This small collection of letters provides a wonderful chronological thread, not to the battles for which Nelson is renowned, but to his personal life, physically and emotionally.
They begin with a rare right-handed letter (lot 84) written during one of the assaults on Corsica where in July he was to lose the sight of his right eye. Three years later, after the Battle of Cape St Vincent in February 1797 had made him famous, he was also to lose his right arm, which was amputated during an unsuccessful assault on Tenerife on 25 July that year. Only six weeks after that, he was already writing with his left hand in a remarkably legible way (lot 85). He was, however, in acute pain for some months until December when the stump started to heal and he wrote his historic note to the Rector of St George’s in Hanover Square (lot 86), evocatively thanking God for his recovery from the wound.
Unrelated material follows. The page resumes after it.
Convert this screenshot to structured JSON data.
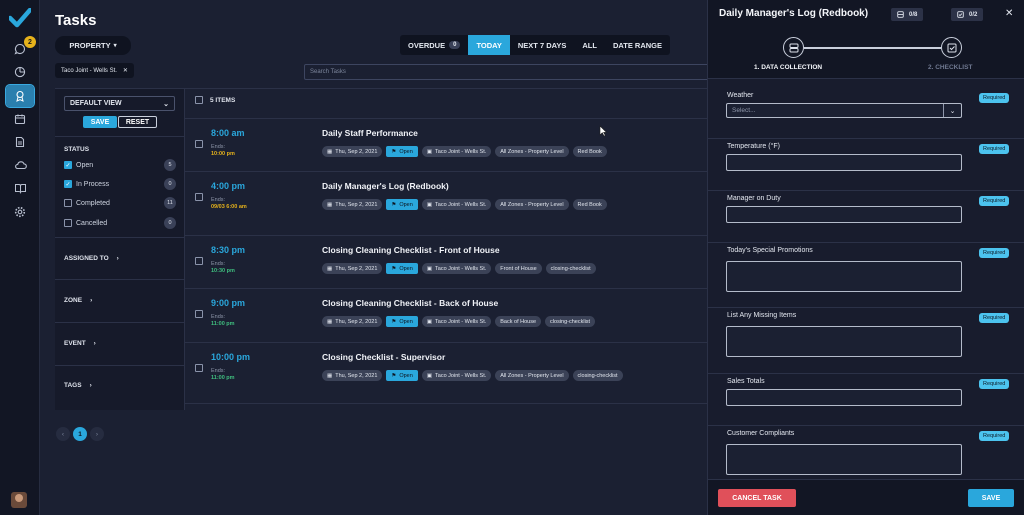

Ten years before, in 1787, he had married Frances (Fanny) Nisbet. However, after the Battle of the Nile in August 1798 and his warm welcome to Naples from the British Envoy, Sir William Hamilton, he began a burgeoning relationship with Sir William’s wife, Lady Emma, such that by April 1799 he was having to write to Fanny (lot 87) in order to dissuade her, most insistently, from leaving England to come out to see him in Sicily where he was then residing with the Hamiltons. He finally returned to England in November 1800 and, following an unhappy scene with Fanny in January 1801, he never saw her again.
He departed that January for Plymouth for an expedition to the Baltic and his response in February (lot 88) to a flattering letter from a supporter in Exeter was written only days after he had learned that Emma had secretly given birth to their daughter, Horatia, on 29 January. Following success at the Battle of Copenhagen in April, when he raised his blind eye to the telescope so as not to see the signal to withdraw, he returned to England in July 1801. Two months later, with a loan from his prize agent and friend, Alexander Davison, he purchased Merton Place in Surrey where he lived with Emma and Sir William for over a year and a half.
When his father, the Reverend Edmund Nelson, visited Merton in November 1801, he saw his portrait hanging in a place of honour between portraits of Davison and Sir William. Only five months later, Edmund died, as Nelson was to tell Davison in a brief, but most poignant, letter (lot 89). A year later, in April 1803, Sir William also died. That summer Nelson returned to sea where he was to remain for two years – an extremely long absence from Emma, to whom he wrote passionately in April 1805 (lot 90). He was to see her again for only one final period when he was at Merton in the late summer of 1805. But then he set out to sea and on 21 October he was shot and killed as his fleet was destroying the combined French and Spanish fleet during his most acclaimed victory at the Battle of Trafalgar.